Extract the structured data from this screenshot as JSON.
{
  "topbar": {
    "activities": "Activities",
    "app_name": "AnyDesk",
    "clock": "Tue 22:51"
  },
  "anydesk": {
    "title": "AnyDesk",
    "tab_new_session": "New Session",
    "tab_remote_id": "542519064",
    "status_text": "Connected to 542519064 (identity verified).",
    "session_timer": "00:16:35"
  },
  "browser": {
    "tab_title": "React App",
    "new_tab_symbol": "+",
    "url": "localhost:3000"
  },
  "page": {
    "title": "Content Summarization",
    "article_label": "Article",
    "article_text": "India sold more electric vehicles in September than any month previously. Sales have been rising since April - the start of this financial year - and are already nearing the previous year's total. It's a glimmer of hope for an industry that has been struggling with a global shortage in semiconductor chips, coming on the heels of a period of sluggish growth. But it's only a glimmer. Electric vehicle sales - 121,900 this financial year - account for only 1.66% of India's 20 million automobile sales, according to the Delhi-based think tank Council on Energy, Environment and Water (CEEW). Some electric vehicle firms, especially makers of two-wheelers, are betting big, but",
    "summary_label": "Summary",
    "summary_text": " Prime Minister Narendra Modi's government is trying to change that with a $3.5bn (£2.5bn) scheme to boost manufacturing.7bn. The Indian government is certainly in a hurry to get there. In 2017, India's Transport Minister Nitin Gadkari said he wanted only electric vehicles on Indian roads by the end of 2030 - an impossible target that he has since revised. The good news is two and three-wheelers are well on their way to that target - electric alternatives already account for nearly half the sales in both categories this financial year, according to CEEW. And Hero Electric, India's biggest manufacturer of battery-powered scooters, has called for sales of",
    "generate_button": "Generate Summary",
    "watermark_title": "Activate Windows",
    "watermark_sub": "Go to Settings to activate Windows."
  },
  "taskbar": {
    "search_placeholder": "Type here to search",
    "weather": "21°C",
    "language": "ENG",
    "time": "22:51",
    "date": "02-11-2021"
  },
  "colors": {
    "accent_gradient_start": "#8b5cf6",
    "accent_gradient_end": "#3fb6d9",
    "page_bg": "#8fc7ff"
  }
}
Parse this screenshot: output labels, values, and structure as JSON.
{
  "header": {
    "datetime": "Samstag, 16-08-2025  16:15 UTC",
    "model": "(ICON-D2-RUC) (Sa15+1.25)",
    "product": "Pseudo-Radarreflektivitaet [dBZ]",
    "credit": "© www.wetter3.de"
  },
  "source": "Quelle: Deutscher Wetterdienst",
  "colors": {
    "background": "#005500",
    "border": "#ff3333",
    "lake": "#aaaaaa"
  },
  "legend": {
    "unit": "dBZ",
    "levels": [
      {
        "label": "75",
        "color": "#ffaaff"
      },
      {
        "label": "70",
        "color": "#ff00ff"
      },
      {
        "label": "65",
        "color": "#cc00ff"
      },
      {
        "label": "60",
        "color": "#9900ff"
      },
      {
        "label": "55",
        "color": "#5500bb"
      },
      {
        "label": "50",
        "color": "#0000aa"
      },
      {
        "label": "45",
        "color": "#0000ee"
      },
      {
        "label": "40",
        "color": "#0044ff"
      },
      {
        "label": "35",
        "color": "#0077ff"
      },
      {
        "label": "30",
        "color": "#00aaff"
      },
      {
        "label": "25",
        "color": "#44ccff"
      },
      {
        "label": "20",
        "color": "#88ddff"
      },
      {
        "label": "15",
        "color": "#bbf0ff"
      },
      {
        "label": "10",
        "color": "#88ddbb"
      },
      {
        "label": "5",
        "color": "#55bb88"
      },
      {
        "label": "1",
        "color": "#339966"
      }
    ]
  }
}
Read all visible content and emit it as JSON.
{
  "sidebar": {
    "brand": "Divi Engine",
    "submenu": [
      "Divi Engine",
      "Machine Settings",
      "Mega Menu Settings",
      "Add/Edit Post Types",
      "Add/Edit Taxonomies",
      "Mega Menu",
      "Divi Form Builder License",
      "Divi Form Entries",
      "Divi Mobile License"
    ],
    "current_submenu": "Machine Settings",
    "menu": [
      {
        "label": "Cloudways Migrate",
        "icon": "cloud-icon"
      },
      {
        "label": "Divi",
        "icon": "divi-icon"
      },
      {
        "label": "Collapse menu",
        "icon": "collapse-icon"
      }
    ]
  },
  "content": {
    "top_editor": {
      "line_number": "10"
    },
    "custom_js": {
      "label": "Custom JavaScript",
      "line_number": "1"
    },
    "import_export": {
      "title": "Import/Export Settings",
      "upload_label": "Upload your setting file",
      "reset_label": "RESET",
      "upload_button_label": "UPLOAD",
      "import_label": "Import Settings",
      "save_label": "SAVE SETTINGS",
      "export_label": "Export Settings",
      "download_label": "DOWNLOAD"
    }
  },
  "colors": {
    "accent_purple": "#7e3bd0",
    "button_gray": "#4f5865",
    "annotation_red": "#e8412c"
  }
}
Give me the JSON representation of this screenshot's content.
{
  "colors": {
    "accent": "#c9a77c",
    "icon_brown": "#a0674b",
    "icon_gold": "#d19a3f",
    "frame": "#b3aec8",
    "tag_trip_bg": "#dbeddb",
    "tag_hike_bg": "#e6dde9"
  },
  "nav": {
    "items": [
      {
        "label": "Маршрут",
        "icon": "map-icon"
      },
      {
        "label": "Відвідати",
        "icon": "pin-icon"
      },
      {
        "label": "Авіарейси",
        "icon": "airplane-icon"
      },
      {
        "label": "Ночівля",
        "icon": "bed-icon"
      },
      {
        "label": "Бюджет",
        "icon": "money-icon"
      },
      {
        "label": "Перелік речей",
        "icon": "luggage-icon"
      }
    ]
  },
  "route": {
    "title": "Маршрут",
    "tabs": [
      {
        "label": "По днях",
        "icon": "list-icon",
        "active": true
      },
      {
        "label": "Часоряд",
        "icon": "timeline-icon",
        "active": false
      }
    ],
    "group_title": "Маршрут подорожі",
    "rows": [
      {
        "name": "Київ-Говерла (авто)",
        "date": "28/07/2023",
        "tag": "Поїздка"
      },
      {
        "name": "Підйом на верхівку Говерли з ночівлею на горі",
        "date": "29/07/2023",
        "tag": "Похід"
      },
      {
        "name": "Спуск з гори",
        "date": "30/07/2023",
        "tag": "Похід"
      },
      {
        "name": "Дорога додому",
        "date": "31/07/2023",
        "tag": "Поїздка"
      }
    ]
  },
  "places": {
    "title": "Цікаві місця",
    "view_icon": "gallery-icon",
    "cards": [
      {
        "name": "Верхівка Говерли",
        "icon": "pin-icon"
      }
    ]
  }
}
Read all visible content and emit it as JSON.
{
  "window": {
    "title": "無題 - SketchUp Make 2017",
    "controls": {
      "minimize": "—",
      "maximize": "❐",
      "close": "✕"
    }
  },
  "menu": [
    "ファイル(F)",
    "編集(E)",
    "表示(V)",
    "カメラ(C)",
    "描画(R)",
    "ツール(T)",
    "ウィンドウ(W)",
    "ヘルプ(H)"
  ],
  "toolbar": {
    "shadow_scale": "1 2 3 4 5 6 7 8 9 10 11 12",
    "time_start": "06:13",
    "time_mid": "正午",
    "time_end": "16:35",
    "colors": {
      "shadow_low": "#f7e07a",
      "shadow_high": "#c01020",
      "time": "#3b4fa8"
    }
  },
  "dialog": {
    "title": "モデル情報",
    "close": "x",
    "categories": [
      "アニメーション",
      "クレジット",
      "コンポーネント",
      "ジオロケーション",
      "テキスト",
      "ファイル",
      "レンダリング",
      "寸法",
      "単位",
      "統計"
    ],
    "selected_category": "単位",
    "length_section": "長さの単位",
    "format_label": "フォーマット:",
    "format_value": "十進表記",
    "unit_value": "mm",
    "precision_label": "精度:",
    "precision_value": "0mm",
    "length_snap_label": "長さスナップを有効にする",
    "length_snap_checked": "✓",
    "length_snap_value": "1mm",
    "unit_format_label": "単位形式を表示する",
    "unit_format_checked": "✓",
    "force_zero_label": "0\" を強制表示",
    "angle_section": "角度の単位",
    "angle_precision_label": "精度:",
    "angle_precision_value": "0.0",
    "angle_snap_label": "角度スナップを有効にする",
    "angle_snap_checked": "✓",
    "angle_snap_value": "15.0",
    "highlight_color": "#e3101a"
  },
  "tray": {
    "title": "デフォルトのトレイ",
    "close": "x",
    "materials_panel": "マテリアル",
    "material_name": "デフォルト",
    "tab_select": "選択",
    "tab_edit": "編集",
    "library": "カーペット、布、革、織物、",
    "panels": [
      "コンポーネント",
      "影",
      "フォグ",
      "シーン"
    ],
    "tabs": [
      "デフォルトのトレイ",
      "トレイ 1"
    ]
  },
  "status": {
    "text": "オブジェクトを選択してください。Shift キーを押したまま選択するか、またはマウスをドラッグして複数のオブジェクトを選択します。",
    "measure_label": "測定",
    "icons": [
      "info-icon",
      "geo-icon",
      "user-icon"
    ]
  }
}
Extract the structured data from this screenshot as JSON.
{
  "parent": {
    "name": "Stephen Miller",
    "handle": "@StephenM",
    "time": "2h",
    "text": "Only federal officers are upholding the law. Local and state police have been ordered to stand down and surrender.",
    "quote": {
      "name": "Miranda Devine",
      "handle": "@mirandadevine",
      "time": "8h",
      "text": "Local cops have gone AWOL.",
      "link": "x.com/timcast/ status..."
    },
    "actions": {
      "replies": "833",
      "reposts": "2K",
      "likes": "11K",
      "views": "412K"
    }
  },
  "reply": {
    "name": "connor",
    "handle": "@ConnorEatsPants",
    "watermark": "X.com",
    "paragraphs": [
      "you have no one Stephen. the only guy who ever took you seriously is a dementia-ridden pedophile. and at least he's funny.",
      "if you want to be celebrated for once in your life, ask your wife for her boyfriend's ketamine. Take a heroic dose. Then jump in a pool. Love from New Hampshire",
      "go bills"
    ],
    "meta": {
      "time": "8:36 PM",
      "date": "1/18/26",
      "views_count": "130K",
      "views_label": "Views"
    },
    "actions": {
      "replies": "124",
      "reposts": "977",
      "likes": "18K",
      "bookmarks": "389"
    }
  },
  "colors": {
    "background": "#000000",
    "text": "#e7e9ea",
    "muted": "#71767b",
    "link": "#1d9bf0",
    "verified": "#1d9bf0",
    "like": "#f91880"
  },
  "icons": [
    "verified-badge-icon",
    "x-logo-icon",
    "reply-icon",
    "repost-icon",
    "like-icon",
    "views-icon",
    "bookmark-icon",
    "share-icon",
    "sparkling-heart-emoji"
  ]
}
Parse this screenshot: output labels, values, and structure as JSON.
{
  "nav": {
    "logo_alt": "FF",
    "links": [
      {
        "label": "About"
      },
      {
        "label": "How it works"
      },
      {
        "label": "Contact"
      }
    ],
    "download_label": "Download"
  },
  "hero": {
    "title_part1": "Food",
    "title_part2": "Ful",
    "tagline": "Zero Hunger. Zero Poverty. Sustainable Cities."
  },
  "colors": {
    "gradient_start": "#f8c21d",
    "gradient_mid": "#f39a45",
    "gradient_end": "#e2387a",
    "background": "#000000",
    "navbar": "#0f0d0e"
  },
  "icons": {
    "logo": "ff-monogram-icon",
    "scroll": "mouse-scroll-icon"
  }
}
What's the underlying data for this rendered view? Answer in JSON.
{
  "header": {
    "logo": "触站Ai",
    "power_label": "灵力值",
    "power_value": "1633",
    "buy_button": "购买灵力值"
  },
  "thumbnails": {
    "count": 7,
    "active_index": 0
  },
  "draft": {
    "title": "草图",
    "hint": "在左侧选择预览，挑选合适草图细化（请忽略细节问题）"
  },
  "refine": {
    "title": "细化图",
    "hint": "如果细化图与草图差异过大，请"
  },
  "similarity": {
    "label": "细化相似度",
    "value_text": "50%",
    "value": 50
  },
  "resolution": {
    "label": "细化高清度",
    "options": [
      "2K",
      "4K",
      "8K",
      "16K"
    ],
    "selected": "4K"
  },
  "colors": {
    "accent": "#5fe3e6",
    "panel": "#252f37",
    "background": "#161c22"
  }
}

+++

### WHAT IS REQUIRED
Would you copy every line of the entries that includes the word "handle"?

### YOUR SOLUTION
    "handle": "@StephenM",
      "handle": "@mirandadevine",
    "handle": "@ConnorEatsPants",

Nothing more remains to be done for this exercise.